Break-up fees are a common protection offered to stalking horse bidders, but are controversial in many jurisdictions. Essentially, a break-up fee is incremental compensation to induce the initial bidder to establish a “floor” for other potential bidders in an auction. However, approval requires the court to find that the break-up fee is “necessary to preserve the value of the estate,” which, outside of unique circumstances, can be a tall order.
In order to be qualified to participate in the auction, other interested buyers will be required to deliver proof of financial capability and to submit a good faith deposit, conditions that the stalking horse already would have satisfied. The auction procedures will specify an amount for any initial overbids and subsequent minimum bidding increments. Obviously, the stalking horse bidder will want the initial overbid to be substantially greater than its own offer, thereby creating a threshold that other bidders will be reluctant to overcome. The stalking horse bidder also will want to establish steep bidding increments to discourage competing bids and will want “matching rights” to minimize its costs to stay in the auction.
The stalking horse also has the opportunity to impose its form of asset purchase agreement, preferably in a manner that will not be easily adaptable by other bidders. For example, the stalking horse will select which assets it wishes to acquire and/or which obligations it wants to assume, limit any subsequent bids for those same assets and obligations, and limit the form of alternative consideration (to the extent it is not all cash).
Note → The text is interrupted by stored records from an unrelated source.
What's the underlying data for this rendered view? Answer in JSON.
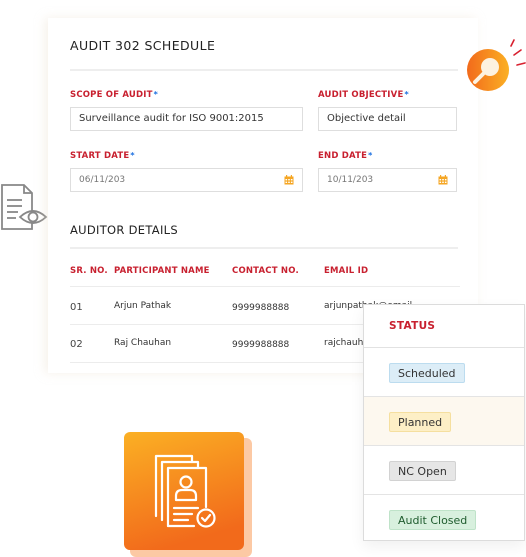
{
  "form": {
    "title": "AUDIT 302 SCHEDULE",
    "scope_label": "SCOPE OF AUDIT",
    "scope_value": "Surveillance audit for ISO 9001:2015",
    "objective_label": "AUDIT OBJECTIVE",
    "objective_value": "Objective detail",
    "start_label": "START DATE",
    "start_value": "06/11/203",
    "end_label": "END DATE",
    "end_value": "10/11/203",
    "required_mark": "*"
  },
  "auditors": {
    "title": "AUDITOR DETAILS",
    "columns": [
      "SR. NO.",
      "PARTICIPANT NAME",
      "CONTACT NO.",
      "EMAIL ID"
    ],
    "rows": [
      {
        "sr": "01",
        "name": "Arjun Pathak",
        "contact": "9999988888",
        "email": "arjunpathak@email"
      },
      {
        "sr": "02",
        "name": "Raj Chauhan",
        "contact": "9999988888",
        "email": "rajchauhan@email"
      }
    ]
  },
  "status": {
    "header": "STATUS",
    "items": [
      {
        "label": "Scheduled",
        "bg": "#dcedf7",
        "border": "#bcdcef",
        "color": "#333333"
      },
      {
        "label": "Planned",
        "bg": "#fdefc6",
        "border": "#f5df9f",
        "color": "#333333"
      },
      {
        "label": "NC Open",
        "bg": "#e6e6e6",
        "border": "#d2d2d2",
        "color": "#333333"
      },
      {
        "label": "Audit Closed",
        "bg": "#d8f0de",
        "border": "#bfe3c9",
        "color": "#1f5c2e"
      }
    ]
  },
  "colors": {
    "accent_red": "#c8202f",
    "accent_orange": "#f26a1b",
    "accent_yellow": "#fbb024",
    "required_blue": "#1a6fe0"
  }
}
As we enter into a phase of rapid economic adjustment and restructuring, there will be significant opportunities for firms to meaningfully enhance their competitive positions by prudently acquiring distressed assets and businesses. Although the processes and procedures of a §363 bankruptcy sale can be a bit rigid and messy, competent legal and financial advisers can be invaluable guides during the process. As a result, strategic-minded business owners and investors should not turn away from attractive, albeit distressed, business assets, simply because they bear the taint of bankruptcy.